Vu is considering medical programs at colleges in the Northeast and in California. Tufts and Northeastern are a few schools on her list. She has also visited Stanford and UC Berkeley while visiting her grandparents in California. While she is fairly committed to pursuing medicine, she said she didn’t “want to put anything in stone.”
Q & A with Jen Vu:
Q: Do you have a favorite movie or book? Why?
A: Brave New World by Huxley. It offers a unique approach to science and technology. We have to be cautious with technology. My favorite movie is Inside Out, which I just saw with my sister. I admire [Pixar’s] approach on tackling the psychological. [The character] Joy tells everyone to be happy, but you learn, I learned, that emotions can’t be suppressed. There needs to be a balance.
Q: What’s your biggest challenge?
A: Moving from place to place. Learning to adapt to different cultures and traditions. Finding my place in society and who I want to be.
Q: We all feel the crunch of time. I imagine you’ve experienced that, too. What would you do if you had an extra hour in the day?
A: I’d learn how to cook or bake. I’d like to be able to recreate the different foods and pastries that remind me of my childhood. In Singapore, there were cookies in the shape of sunflowers. In Germany, we had these jelly-filled donuts. Dunkin Donuts doesn’t compare.
Q: Who or what has had the greatest influence on who you are today?
A: My family has kept me going. We’ve moved as a unit for as long as I can remember. They have helped me understand I’m an individual in society and I don’t have to conform to any norms.
Q: Who’s your favorite teacher and why?
A: Most of my favorites have come from either math or science. My chemistry teacher, Mrs. Galarneau has this contagious love of chemistry. She made you like science. I hope to possess that [quality] one day.
Q:What do you think of the presidential candidates this election year?
A: I don’t think I’m armed with enough knowledge to form an opinion on who should be our next leader.
Q: If you could travel anywhere, where would you go?
A: I’d retrace the journey of my childhood and experience everything again.
Q: If you could meet anyone (a musician, actor, athlete, family member or historical figure) who would it be?
A: Elizabeth Blackwell, the first woman to graduate from medical school.

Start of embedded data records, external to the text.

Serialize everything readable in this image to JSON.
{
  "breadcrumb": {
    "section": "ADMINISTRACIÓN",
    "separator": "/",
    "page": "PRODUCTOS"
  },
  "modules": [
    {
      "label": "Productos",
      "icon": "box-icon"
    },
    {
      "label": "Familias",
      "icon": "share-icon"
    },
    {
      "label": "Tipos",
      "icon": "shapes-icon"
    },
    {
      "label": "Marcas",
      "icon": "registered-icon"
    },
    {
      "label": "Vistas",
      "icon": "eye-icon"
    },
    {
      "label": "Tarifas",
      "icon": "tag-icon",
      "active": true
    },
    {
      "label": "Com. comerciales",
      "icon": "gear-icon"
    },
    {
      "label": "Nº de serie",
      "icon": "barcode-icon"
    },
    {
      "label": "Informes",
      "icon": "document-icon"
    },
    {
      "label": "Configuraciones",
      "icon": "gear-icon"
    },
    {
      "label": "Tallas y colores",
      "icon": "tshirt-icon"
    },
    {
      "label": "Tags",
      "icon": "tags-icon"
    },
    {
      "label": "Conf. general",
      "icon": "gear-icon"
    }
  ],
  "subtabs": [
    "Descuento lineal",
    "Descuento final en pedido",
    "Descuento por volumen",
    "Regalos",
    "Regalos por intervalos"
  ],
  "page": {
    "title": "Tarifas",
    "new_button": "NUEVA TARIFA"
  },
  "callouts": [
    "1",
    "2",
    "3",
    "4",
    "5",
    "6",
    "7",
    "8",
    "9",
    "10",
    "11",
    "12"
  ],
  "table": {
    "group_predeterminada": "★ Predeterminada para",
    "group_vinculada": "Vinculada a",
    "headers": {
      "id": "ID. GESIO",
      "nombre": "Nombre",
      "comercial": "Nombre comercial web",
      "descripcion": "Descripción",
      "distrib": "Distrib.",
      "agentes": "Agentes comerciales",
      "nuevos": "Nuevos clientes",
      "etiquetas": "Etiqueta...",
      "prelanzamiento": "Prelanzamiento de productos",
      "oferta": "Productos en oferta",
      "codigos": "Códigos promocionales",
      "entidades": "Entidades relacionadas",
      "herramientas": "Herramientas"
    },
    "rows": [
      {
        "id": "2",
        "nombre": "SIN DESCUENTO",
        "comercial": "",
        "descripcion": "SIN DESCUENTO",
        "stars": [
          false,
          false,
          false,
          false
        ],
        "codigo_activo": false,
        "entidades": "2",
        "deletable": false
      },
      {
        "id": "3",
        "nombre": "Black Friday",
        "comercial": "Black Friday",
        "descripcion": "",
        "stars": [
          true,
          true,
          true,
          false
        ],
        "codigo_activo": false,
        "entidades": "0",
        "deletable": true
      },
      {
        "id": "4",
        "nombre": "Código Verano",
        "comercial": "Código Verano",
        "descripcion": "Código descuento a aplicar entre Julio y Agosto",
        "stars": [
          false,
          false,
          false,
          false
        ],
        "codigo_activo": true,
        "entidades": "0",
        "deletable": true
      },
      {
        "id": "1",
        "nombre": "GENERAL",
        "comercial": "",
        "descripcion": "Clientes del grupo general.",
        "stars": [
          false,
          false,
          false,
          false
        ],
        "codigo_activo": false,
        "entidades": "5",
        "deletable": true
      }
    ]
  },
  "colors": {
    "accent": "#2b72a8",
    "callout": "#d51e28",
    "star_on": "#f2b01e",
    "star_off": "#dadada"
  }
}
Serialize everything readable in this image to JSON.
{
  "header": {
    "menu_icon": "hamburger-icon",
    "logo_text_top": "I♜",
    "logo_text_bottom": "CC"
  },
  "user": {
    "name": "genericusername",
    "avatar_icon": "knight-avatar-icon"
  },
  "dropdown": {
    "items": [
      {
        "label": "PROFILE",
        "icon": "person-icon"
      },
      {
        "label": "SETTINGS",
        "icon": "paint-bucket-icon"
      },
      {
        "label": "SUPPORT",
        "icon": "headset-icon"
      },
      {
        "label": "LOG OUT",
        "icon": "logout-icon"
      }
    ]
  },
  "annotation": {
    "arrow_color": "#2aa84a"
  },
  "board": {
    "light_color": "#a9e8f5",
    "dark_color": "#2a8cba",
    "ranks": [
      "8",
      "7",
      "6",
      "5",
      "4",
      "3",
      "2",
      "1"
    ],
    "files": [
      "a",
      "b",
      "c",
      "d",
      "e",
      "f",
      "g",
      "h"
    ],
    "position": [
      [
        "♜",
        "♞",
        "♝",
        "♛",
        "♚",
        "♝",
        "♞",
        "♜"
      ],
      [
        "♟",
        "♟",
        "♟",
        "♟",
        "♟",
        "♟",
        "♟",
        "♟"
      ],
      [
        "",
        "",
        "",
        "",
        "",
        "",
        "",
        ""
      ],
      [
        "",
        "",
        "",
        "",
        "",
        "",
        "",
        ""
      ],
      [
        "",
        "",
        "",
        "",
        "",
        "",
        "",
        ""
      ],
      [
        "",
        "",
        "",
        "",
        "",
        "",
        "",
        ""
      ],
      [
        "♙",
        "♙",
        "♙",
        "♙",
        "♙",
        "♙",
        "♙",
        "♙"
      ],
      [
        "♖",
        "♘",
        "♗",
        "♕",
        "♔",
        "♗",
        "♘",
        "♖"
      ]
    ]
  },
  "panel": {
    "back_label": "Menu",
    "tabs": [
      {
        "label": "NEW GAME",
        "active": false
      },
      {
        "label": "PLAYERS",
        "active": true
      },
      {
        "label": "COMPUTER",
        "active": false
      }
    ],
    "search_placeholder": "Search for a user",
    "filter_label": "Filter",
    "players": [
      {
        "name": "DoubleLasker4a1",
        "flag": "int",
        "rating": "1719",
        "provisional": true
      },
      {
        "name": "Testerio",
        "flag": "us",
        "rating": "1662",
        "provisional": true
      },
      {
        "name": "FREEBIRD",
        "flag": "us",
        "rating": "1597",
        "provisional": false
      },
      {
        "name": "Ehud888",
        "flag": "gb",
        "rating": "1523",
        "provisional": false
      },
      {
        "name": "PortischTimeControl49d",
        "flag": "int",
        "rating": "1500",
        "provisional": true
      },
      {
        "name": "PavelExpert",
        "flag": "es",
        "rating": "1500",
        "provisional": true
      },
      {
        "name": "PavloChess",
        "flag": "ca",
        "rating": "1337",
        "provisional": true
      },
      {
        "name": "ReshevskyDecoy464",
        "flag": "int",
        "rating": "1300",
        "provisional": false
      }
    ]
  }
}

Especially when the field was dominated by men. She was a powerful voice for women. I’d like to ask her about her role in society as a woman.
Reach Gazette reporter Cady Kuzmich at 269-7239 or firstname.lastname@example.org.